New Research Shows Class of 2018’s Career Expectations & Job Search Misconceptions
On May 7, 2018
College graduates from the Class of 2018 expect to earn an average of $54,010 in their first job, a rise of almost $8,000 from the salary expectations of the Class of 2016, according to a new report from Holmdel-based iCIMS Inc.
The third annual report explores the professional aspirations of the class of 2018 including industry, role and salary expectations along with grad school ambitions.

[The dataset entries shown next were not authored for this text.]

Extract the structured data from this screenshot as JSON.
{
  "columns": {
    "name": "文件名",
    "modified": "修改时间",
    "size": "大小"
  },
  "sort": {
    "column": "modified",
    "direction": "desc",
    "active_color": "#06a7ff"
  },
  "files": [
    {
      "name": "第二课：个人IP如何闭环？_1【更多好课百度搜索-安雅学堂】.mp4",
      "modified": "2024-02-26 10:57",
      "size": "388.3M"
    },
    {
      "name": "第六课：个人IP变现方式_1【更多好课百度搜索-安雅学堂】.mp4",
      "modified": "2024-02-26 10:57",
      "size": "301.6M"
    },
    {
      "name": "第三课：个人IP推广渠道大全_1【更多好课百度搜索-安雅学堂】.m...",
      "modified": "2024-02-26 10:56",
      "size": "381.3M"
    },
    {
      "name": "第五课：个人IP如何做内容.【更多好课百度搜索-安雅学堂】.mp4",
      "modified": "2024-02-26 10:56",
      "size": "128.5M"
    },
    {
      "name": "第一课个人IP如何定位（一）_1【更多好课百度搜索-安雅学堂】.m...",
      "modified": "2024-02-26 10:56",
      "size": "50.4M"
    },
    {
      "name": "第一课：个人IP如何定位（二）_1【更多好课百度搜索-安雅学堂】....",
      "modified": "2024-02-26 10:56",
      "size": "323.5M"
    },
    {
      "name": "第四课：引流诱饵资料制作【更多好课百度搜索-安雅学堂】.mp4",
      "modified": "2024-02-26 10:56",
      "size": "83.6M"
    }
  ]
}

“This year’s graduates are confident in their ability to find the job they want after graduation, and a well-paying one at that,” said Susan Vitale, chief marketing officer at iCIMS. “For employers, even with an abundance of educated candidates, nearly 80 percent of recruiters are finding filling entry-level positions more challenging than they did three years ago. In response, recruiters have upped their game by offering better salaries and benefits (41 percent), increased training and development (40 percent), and enhancing their employee referral programs (33 percent).”
In addition to the survey of college seniors and recruiters, the report also includes data points from iCIMS’ platform, which is drawn from a database of more than 61 million applications and 3 million jobs posted per year by more than 3,500 customers. Key data points include:
STEM hires: Outside of Silicon Valley and New York City, the top U.S. metro areas where the highest percentage of hires were STEM majors included Seattle, WA, Tampa, FL and Baltimore, MD.
Hiring timing: College seniors should expect the jobs they are applying for to be filled within 43 days of the posting date.
Grad school: Based on the percent of recent hires who earned a master’s degree, the top majors in which it is important to go to grad school include HR, healthcare administration and technology, education, software engineering, and public health and health policy.
Key findings from the survey include:
Salary expectations: While new grads expect an average salary of $54,010, recruiters estimate they will pay entry-level employees $56,532, on average — a substantial jump of more than $10,000 since last year when their estimate was $45,361, on average.
Gender pay gap: The women of the class of 2018 are far less confident in earning higher wages than men. On average men surveyed expect a salary of approximately $65,558 while women expect $49,002 on average.
Gig economy: Even with salary expectations rising, 64 percent of college seniors said they are likely to get a job in the “gig economy” to supplement their main income.
Application timing: While 70 percent of college seniors say they plan to start applying to jobs before graduation, nearly two in five students (39 percent) don’t start their job search process until less than a month before they graduate.
STEM degrees: While only 24 percent of college seniors surveyed will be graduating with a degree in STEM, these students are in high demand – 52 percent of recruiters say they are most interested in hiring majors in these fields.
In-demand roles: Employers may have trouble filling their most in-demand entry-level role needs (human resources and information technology) as only 16 percent of seniors want to work in HR roles and 14 percent want to work in IT roles.
Grad school plans: More than half of surveyed companies have seen an increase in the number of applicants with a master’s degree for entry-level positions, but 72 percent feel applicants with a master’s degree are overqualified for an entry-level position.
To compile the report, iCIMS conducted a survey of 400 U.S. college seniors and 400 U.S. HR recruiting professionals.